*** SOURCE RECORDS ***

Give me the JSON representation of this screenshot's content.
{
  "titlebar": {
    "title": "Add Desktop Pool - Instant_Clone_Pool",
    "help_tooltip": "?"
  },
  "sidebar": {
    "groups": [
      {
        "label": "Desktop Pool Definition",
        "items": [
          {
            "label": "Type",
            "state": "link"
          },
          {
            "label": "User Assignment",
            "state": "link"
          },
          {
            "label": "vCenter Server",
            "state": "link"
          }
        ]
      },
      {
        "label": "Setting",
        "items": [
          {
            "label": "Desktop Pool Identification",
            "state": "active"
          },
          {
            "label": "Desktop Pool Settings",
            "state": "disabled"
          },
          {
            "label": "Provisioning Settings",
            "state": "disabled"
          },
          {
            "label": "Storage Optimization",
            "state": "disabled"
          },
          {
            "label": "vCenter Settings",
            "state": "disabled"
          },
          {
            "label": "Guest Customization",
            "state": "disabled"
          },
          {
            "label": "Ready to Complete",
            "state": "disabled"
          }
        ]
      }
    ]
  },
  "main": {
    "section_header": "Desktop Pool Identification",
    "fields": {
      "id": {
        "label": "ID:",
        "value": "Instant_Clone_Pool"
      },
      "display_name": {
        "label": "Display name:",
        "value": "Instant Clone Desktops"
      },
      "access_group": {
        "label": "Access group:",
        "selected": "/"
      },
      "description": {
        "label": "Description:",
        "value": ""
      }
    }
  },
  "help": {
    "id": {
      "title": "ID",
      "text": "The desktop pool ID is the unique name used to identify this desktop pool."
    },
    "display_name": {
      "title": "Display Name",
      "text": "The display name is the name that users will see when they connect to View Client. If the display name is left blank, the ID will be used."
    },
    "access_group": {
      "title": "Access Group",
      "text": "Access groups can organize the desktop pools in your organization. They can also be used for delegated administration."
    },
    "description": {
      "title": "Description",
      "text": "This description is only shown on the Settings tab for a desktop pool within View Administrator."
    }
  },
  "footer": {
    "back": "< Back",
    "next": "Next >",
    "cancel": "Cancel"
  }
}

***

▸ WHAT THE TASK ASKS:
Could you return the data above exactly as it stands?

▸ RESPONSE BELOW:
Give me the JSON representation of this screenshot's content.
{
  "titlebar": {
    "title": "Add Desktop Pool - Instant_Clone_Pool",
    "help_tooltip": "?"
  },
  "sidebar": {
    "groups": [
      {
        "label": "Desktop Pool Definition",
        "items": [
          {
            "label": "Type",
            "state": "link"
          },
          {
            "label": "User Assignment",
            "state": "link"
          },
          {
            "label": "vCenter Server",
            "state": "link"
          }
        ]
      },
      {
        "label": "Setting",
        "items": [
          {
            "label": "Desktop Pool Identification",
            "state": "active"
          },
          {
            "label": "Desktop Pool Settings",
            "state": "disabled"
          },
          {
            "label": "Provisioning Settings",
            "state": "disabled"
          },
          {
            "label": "Storage Optimization",
            "state": "disabled"
          },
          {
            "label": "vCenter Settings",
            "state": "disabled"
          },
          {
            "label": "Guest Customization",
            "state": "disabled"
          },
          {
            "label": "Ready to Complete",
            "state": "disabled"
          }
        ]
      }
    ]
  },
  "main": {
    "section_header": "Desktop Pool Identification",
    "fields": {
      "id": {
        "label": "ID:",
        "value": "Instant_Clone_Pool"
      },
      "display_name": {
        "label": "Display name:",
        "value": "Instant Clone Desktops"
      },
      "access_group": {
        "label": "Access group:",
        "selected": "/"
      },
      "description": {
        "label": "Description:",
        "value": ""
      }
    }
  },
  "help": {
    "id": {
      "title": "ID",
      "text": "The desktop pool ID is the unique name used to identify this desktop pool."
    },
    "display_name": {
      "title": "Display Name",
      "text": "The display name is the name that users will see when they connect to View Client. If the display name is left blank, the ID will be used."
    },
    "access_group": {
      "title": "Access Group",
      "text": "Access groups can organize the desktop pools in your organization. They can also be used for delegated administration."
    },
    "description": {
      "title": "Description",
      "text": "This description is only shown on the Settings tab for a desktop pool within View Administrator."
    }
  },
  "footer": {
    "back": "< Back",
    "next": "Next >",
    "cancel": "Cancel"
  }
}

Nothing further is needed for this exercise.